The town (it didn’t become a city until 1877) was described by its mayor in 1637 as ‘chiefly of inns and victual houses, who drive a trade upon the travelling of passengers’ and in 1700, any houses suspected of harbouring vagrants, rogues or other disorderly persons could be punished by being suppressed from selling beer or ale – proof that threatening removal of that licence acted as an effective social control.
In 1830, the Verulam Arms was built on Verulam Road. According to The County Chronicle of 11th May of that year, it boasted:
‘numerous and spacious apartments fitted up at considerable expense (…) for the reception of Noblemen and families of distinction (….), capital cellaring for wine in casks and bottles, beer, ale (….) with stabling for sixty six horses’.
The Queen-to-be Princess Victoria stayed there with the Duchess of Kent on their way back from Scotland in 1835. In that decade, it was estimated that one thousand persons passed through the town every day.
And so into the industrial age of the nineteenth century when big brewing eclipsed home brewing. The trade was then driven by competition between the Verulam Road Brewery and St Peter’s Brewery. The two families – Searancke and Kinder – eventually had their businesses subsumed into even bigger concerns; proof that brewery takeovers are nothing new. Both were purchased by Adey & Whites which in turn was acquired by Flowers. It was then ingested by Whitbread. We know the rest of the tale…..
And that allusion to one of ‘the big six’ weaves us neatly back into contemporary weft to a pebbledashed building haunting the city’s quiet backstreets.
On the corner of Lower Dagnall Street and College Place stands what started out life as a butchers. It later turned into a pub with a jug bar, and on the twentieth of November 1972, several men dismayed at the state of corporate keg beer decided to start an obscure consumer rights group. Michael Hardman, Jim Makin, Graham Lees and Bill Mellor formed the first branch of CAMRA in the Farriers Arms just over forty six years ago.
CAMRA’s headquarters were set up in the city and moved a few times before settling into their own building at 230 Hatfield Road in 1995 where it still stands adjacent to a Morrisons supermarket.
Today, St Albans is still a city awash with ale – regularly cited as a contender whenever the ‘town with the most pubs’ discussion comes up. Its status as the first day’s stop out of the capital changed with the arrival of the railways, and for thousands became the daily work commute into London instead.

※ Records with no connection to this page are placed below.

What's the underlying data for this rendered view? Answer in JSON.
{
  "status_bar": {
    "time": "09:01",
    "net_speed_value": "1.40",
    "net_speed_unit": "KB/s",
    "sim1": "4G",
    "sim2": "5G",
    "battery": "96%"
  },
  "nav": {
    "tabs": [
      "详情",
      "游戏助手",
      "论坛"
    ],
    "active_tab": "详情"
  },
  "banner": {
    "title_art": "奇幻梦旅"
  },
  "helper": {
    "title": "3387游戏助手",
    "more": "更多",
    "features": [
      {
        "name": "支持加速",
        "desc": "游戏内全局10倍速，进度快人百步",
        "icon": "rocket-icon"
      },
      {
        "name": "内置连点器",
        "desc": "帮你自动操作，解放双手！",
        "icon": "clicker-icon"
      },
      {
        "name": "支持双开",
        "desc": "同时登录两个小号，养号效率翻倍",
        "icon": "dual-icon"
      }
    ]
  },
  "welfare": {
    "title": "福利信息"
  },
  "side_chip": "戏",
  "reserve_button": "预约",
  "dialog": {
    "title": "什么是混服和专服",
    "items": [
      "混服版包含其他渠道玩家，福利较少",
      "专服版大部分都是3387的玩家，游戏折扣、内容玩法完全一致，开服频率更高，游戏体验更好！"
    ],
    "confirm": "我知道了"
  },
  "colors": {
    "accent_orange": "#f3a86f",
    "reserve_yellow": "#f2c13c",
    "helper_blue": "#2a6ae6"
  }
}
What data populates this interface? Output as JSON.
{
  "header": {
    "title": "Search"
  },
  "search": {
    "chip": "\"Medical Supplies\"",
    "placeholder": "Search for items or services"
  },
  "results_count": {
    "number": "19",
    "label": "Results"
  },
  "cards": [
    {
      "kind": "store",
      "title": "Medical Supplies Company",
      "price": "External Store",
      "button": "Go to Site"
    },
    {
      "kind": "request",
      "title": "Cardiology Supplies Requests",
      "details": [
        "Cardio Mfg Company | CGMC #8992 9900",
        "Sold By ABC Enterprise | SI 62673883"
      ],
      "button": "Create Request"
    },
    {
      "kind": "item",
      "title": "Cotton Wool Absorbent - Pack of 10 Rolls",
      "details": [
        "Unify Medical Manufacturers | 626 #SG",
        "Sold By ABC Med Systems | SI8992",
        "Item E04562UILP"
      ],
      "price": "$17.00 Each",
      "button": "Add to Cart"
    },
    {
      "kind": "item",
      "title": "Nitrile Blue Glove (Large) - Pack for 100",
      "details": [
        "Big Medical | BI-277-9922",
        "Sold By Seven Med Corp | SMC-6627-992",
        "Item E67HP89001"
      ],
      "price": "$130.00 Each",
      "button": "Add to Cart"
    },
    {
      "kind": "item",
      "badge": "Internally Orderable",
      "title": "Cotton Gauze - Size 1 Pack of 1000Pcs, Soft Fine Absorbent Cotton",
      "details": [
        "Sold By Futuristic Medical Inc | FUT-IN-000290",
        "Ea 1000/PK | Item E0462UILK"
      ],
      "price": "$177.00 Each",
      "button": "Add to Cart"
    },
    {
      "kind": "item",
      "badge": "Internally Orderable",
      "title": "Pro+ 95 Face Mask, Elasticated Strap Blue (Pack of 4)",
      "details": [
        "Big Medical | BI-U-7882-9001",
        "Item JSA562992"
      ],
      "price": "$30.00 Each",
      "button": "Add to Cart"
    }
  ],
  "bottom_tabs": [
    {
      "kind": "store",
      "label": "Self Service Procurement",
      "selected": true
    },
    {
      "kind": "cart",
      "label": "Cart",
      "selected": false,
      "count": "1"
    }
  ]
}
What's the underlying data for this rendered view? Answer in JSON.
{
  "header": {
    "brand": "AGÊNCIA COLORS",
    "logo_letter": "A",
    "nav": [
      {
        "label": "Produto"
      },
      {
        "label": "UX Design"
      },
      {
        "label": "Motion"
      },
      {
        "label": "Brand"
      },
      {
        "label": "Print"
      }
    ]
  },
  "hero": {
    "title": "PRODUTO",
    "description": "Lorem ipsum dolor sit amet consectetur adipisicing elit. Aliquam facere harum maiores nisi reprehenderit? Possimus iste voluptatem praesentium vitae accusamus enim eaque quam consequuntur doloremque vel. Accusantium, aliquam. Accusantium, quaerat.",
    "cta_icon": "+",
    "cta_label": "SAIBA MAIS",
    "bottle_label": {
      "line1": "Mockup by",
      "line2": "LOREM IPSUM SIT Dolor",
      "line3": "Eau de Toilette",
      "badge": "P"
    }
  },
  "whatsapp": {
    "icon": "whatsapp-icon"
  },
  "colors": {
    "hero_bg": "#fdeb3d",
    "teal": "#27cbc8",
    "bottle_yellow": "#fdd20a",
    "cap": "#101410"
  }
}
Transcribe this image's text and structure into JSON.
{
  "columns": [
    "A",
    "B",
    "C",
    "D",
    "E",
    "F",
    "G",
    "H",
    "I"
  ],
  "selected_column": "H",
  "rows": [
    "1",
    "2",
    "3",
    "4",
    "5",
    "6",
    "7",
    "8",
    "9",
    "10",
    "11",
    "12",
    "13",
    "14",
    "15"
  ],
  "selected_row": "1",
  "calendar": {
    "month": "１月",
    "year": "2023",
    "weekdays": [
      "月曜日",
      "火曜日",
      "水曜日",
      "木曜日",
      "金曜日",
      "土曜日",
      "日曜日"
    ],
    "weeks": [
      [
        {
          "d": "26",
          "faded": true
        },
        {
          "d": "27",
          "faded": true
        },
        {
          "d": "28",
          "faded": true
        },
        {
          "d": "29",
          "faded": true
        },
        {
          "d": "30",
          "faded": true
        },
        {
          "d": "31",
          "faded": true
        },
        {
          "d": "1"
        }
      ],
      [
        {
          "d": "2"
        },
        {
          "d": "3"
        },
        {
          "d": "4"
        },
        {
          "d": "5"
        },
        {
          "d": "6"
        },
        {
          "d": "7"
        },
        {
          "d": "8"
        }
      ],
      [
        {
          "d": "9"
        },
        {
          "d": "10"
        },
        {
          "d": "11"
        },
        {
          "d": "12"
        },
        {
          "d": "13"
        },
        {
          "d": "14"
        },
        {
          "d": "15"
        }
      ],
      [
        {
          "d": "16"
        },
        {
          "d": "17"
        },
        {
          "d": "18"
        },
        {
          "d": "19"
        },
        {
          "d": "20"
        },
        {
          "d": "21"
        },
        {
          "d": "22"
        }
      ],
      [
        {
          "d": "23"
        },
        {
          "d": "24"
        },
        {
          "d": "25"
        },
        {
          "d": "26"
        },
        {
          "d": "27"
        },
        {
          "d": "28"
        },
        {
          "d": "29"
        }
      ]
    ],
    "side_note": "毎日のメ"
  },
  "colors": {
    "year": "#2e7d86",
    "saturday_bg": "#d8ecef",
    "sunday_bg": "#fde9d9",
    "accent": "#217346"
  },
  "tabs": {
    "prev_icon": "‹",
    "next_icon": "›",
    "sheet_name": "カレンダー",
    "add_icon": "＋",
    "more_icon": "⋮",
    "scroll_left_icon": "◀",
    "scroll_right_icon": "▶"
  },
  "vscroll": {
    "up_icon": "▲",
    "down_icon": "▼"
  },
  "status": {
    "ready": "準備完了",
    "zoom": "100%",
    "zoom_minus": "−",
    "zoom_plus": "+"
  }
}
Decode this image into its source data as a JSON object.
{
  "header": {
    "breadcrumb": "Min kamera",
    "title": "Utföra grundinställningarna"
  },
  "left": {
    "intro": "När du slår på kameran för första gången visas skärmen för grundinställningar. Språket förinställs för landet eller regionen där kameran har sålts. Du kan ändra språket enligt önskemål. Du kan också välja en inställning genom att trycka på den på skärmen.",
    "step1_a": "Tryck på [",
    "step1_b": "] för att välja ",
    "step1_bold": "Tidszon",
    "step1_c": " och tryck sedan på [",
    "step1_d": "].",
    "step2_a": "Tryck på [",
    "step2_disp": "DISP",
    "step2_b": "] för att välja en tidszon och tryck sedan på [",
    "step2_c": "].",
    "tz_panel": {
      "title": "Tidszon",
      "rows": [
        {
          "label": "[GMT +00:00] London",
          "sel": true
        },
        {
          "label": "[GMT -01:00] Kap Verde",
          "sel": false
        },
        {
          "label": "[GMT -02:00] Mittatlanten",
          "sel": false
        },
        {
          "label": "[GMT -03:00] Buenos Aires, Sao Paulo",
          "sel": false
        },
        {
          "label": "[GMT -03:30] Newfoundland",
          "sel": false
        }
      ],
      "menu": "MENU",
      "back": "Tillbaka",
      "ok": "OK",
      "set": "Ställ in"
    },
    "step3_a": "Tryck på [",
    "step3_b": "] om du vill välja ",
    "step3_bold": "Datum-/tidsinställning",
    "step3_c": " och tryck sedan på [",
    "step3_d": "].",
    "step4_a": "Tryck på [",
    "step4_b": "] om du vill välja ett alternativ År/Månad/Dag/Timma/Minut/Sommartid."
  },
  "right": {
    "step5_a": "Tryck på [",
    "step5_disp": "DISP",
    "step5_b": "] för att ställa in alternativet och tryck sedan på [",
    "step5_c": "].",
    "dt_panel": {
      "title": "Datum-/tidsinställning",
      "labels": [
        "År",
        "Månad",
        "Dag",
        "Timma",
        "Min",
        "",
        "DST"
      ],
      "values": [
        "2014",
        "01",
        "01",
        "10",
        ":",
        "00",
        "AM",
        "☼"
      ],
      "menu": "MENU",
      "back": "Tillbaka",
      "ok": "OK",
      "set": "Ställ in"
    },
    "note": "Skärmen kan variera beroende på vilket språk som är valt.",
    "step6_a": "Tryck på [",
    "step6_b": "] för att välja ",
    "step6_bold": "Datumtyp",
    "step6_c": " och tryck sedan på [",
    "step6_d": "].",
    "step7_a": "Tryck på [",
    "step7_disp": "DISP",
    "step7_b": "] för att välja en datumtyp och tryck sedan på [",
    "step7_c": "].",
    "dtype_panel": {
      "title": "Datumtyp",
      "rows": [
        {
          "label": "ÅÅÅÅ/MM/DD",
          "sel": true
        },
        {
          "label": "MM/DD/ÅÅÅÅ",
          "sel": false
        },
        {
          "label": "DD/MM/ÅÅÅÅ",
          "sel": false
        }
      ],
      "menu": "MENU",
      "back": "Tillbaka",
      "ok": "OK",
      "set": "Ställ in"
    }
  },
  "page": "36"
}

The sheer number of coaching inns has left a huge impression on St Albans architecturally. Every street and yard radiating off the old town is punctuated by horse arches – an easy way to identify the city’s ex-hostelries.